Records drawn from a dataset:
····················
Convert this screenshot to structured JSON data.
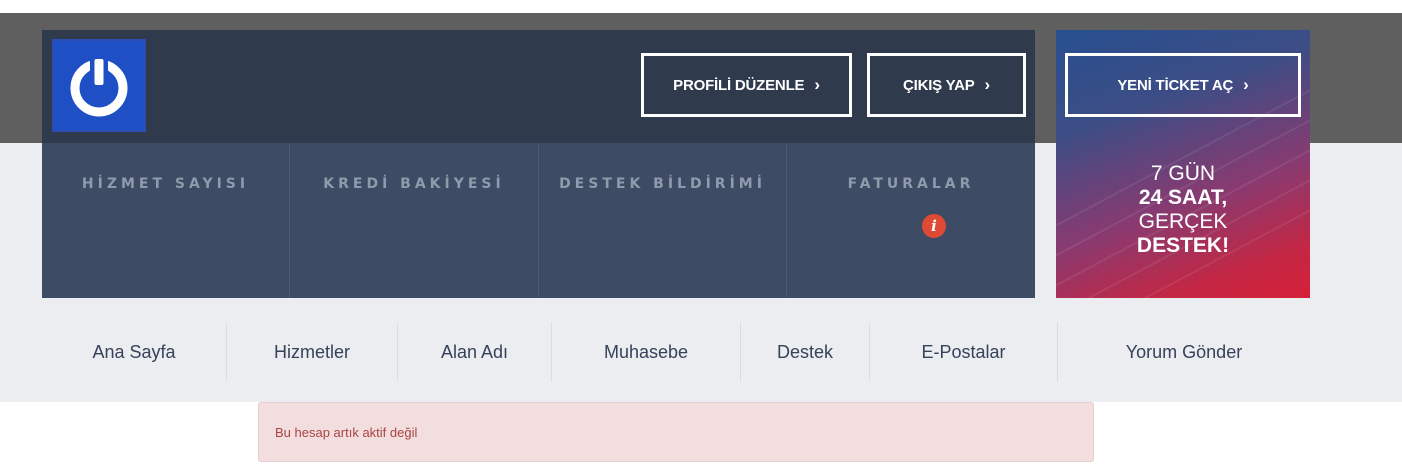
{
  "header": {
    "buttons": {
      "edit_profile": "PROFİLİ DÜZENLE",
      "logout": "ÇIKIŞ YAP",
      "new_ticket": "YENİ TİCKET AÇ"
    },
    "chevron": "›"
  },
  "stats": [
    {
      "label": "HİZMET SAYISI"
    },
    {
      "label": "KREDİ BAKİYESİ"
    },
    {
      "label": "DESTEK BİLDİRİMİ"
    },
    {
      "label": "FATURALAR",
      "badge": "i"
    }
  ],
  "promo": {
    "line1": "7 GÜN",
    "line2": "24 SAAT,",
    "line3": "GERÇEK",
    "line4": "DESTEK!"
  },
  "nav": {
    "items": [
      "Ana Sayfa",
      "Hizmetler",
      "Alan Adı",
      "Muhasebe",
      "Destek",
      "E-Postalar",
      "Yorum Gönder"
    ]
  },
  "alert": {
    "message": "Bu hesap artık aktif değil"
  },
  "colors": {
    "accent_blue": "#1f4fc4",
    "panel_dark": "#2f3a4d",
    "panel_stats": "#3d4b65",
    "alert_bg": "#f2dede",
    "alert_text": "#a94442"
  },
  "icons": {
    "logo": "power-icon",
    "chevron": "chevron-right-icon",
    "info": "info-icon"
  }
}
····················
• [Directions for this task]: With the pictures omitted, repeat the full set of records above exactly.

• [Task response]:
Convert this screenshot to structured JSON data.
{
  "header": {
    "buttons": {
      "edit_profile": "PROFİLİ DÜZENLE",
      "logout": "ÇIKIŞ YAP",
      "new_ticket": "YENİ TİCKET AÇ"
    },
    "chevron": "›"
  },
  "stats": [
    {
      "label": "HİZMET SAYISI"
    },
    {
      "label": "KREDİ BAKİYESİ"
    },
    {
      "label": "DESTEK BİLDİRİMİ"
    },
    {
      "label": "FATURALAR",
      "badge": "i"
    }
  ],
  "promo": {
    "line1": "7 GÜN",
    "line2": "24 SAAT,",
    "line3": "GERÇEK",
    "line4": "DESTEK!"
  },
  "nav": {
    "items": [
      "Ana Sayfa",
      "Hizmetler",
      "Alan Adı",
      "Muhasebe",
      "Destek",
      "E-Postalar",
      "Yorum Gönder"
    ]
  },
  "alert": {
    "message": "Bu hesap artık aktif değil"
  },
  "colors": {
    "accent_blue": "#1f4fc4",
    "panel_dark": "#2f3a4d",
    "panel_stats": "#3d4b65",
    "alert_bg": "#f2dede",
    "alert_text": "#a94442"
  },
  "icons": {
    "logo": "power-icon",
    "chevron": "chevron-right-icon",
    "info": "info-icon"
  }
}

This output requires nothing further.